“There’s 60 or 70 employees, and they do service,” Michael Horn, president and CEO of Volkswagen Group of America, said during a water break near the Washington Monument. ”They clean up the leftovers from the Fourth of July. They paint the fences.” Full story
Escape Capitol Hill and take your lunch to the National Mall on Tuesday to hear blues and jazz riffs performed on a 21-string harp.
A summertime music series featuring local musicians and spoken word artists kicks off at noon with a performance by West African Manding Diali percussionist Amadou Kouyate near the Smithsonian Metro Station, at 12th Street and Jefferson Drive Southwest.
Kouyate comes from a long line of musicians, and has studied and performed Manding music since age three. He plays the kora, a lute-like instrument that dates back nearly 800 years. With the help of a synthesizer, he blends the traditional sound with contemporary music genres. Full story
After two weeks of sporadic glitches with the Washington Monument’s lone elevator, National Park Service leaders are dispelling rumors of elevator “free falls” and reassuring employees that the machinery is safe to operate.
In a May 23 memo to his staff, National Mall and Memorial Parks Superintendent Robert Vogel acknowledged recurring problems throughout the month of May and said NPS contractor Quality Elevator is continuing to monitor the elevator.
“I have been assured by experts we have called in to diagnose why the elevator has experienced stoppages that the elevator is safe to operate,” Vogel wrote in an internal document obtained by CQ Roll Call, which suggested the root of some elevator problems might be human error. Full story
At the Washington Monument reopening, Sgt. 1st Class Crystal Lee and Staff Sgt. Troy Paolantonio of the U.S. Army Old Guard Fife and Drum Corps perform on National Mall. (Tom Williams/CQ Roll Call)
Two days after the Washington Monument reopened following a $15 million, 32 month renovation, an elevator breakdown briefly stranded visitors near the top of the 555-foot-tall national landmark.
The elevator stopped functioning at 10:53 a.m. Wednesday, according to the National Park Service. A contractor put the elevator back into service at 12:25 p.m.
The temporary glitch forced one group of visitors to walk down 896 steps from the observation level, while 18 others aboard the non-functioning elevator were able to get off on the ground level. All of the nearly 80 visitors inside were evacuated safely.

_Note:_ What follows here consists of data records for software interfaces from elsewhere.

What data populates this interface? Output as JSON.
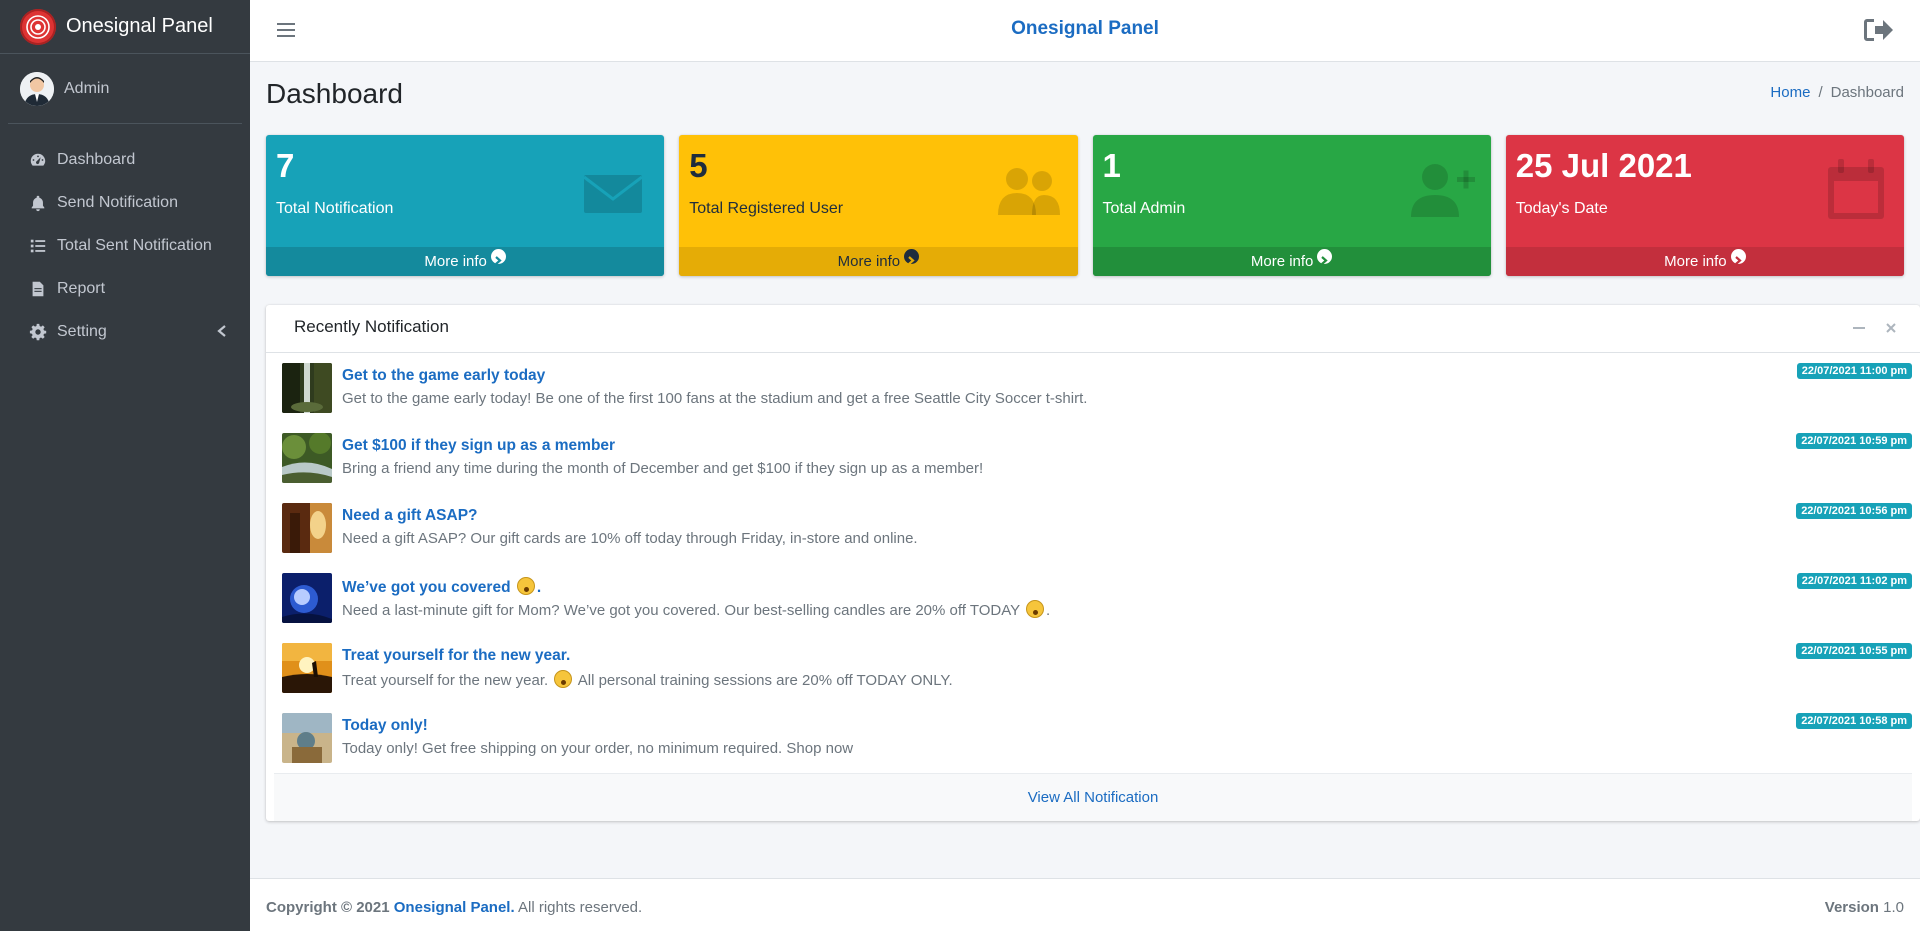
{
  "brand": {
    "name": "Onesignal Panel",
    "logo_icon": "signal-logo-icon"
  },
  "user": {
    "name": "Admin"
  },
  "sidebar": {
    "items": [
      {
        "label": "Dashboard",
        "icon": "tachometer-icon"
      },
      {
        "label": "Send Notification",
        "icon": "bell-icon"
      },
      {
        "label": "Total Sent Notification",
        "icon": "list-icon"
      },
      {
        "label": "Report",
        "icon": "file-icon"
      },
      {
        "label": "Setting",
        "icon": "gear-icon"
      }
    ]
  },
  "topbar": {
    "title": "Onesignal Panel"
  },
  "page": {
    "title": "Dashboard"
  },
  "breadcrumb": {
    "home": "Home",
    "current": "Dashboard"
  },
  "boxes": [
    {
      "value": "7",
      "label": "Total Notification",
      "more": "More info",
      "icon": "envelope-icon",
      "color": "#17a2b8"
    },
    {
      "value": "5",
      "label": "Total Registered User",
      "more": "More info",
      "icon": "users-icon",
      "color": "#ffc107"
    },
    {
      "value": "1",
      "label": "Total Admin",
      "more": "More info",
      "icon": "user-plus-icon",
      "color": "#28a745"
    },
    {
      "value": "25 Jul 2021",
      "label": "Today's Date",
      "more": "More info",
      "icon": "calendar-icon",
      "color": "#dc3545"
    }
  ],
  "recent": {
    "title": "Recently Notification",
    "items": [
      {
        "title": "Get to the game early today",
        "title_suffix": "",
        "desc": "Get to the game early today! Be one of the first 100 fans at the stadium and get a free Seattle City Soccer t-shirt.",
        "desc_suffix": "",
        "date": "22/07/2021 11:00 pm"
      },
      {
        "title": "Get $100 if they sign up as a member",
        "title_suffix": "",
        "desc": "Bring a friend any time during the month of December and get $100 if they sign up as a member!",
        "desc_suffix": "",
        "date": "22/07/2021 10:59 pm"
      },
      {
        "title": "Need a gift ASAP?",
        "title_suffix": "",
        "desc": "Need a gift ASAP? Our gift cards are 10% off today through Friday, in-store and online.",
        "desc_suffix": "",
        "date": "22/07/2021 10:56 pm"
      },
      {
        "title": "We’ve got you covered",
        "title_suffix": ".",
        "desc": "Need a last-minute gift for Mom? We’ve got you covered. Our best-selling candles are 20% off TODAY",
        "desc_suffix": ".",
        "date": "22/07/2021 11:02 pm"
      },
      {
        "title": "Treat yourself for the new year.",
        "title_suffix": "",
        "desc": "Treat yourself for the new year.",
        "desc_suffix": "All personal training sessions are 20% off TODAY ONLY.",
        "date": "22/07/2021 10:55 pm"
      },
      {
        "title": "Today only!",
        "title_suffix": "",
        "desc": "Today only! Get free shipping on your order, no minimum required. Shop now",
        "desc_suffix": "",
        "date": "22/07/2021 10:58 pm"
      }
    ],
    "view_all": "View All Notification"
  },
  "footer": {
    "copyright_prefix": "Copyright © 2021",
    "brand": "Onesignal Panel.",
    "rights": "All rights reserved.",
    "version_label": "Version",
    "version_value": "1.0"
  }
}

The House approved on Monday night the first change to the law governing building heights in Washington, D.C., in more than a century.
A largely noncontroversial amendment to the 1910 Height of Buildings Act was approved, 367-16, sending to the Senate what House Oversight and Government Reform Chairman Darrell Issa, R-Calif., called “the best-vetted piece of legislation the Congress could pass in cooperation with the city” during his tenure. Full story

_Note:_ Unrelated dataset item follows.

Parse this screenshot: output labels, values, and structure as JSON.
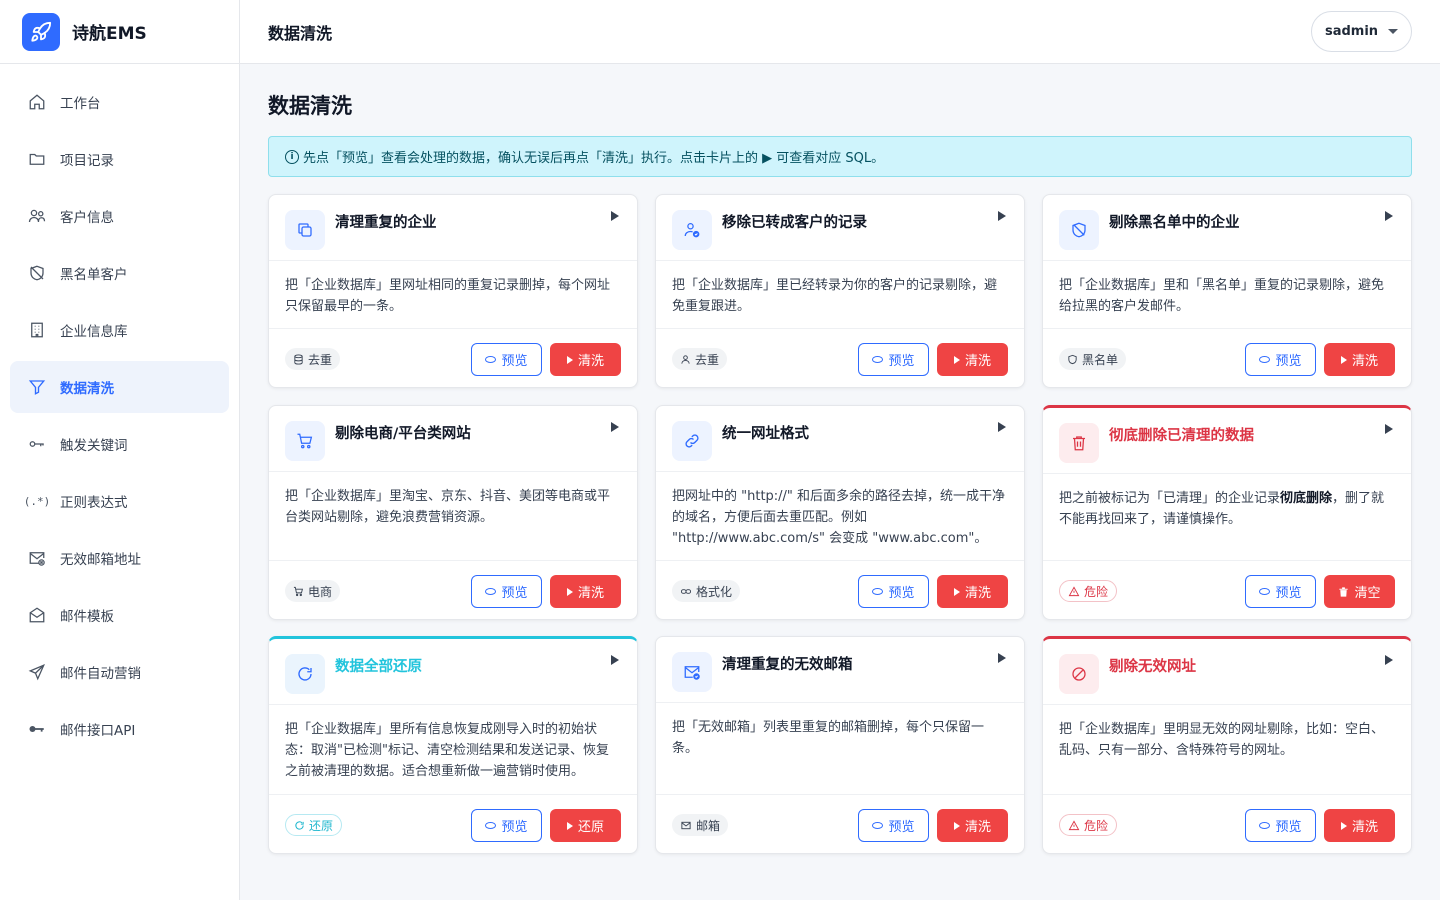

Campus Reporter Bridget Bowman (@bridgetbhc) keeps her eye what's happening on and around the Hill. She covers local elections, the Capitol Hill community, House and Senate administration, legislative agencies and congressional oversight over the District of Columbia.
Leadership Reporter Hannah Hess (@ha_nah_nah) covers law enforcement and ethics investigations, acting as a watchdog of both chambers of Congress. Her beat includes Capitol Police and the House and Senate sergeants-at-arms.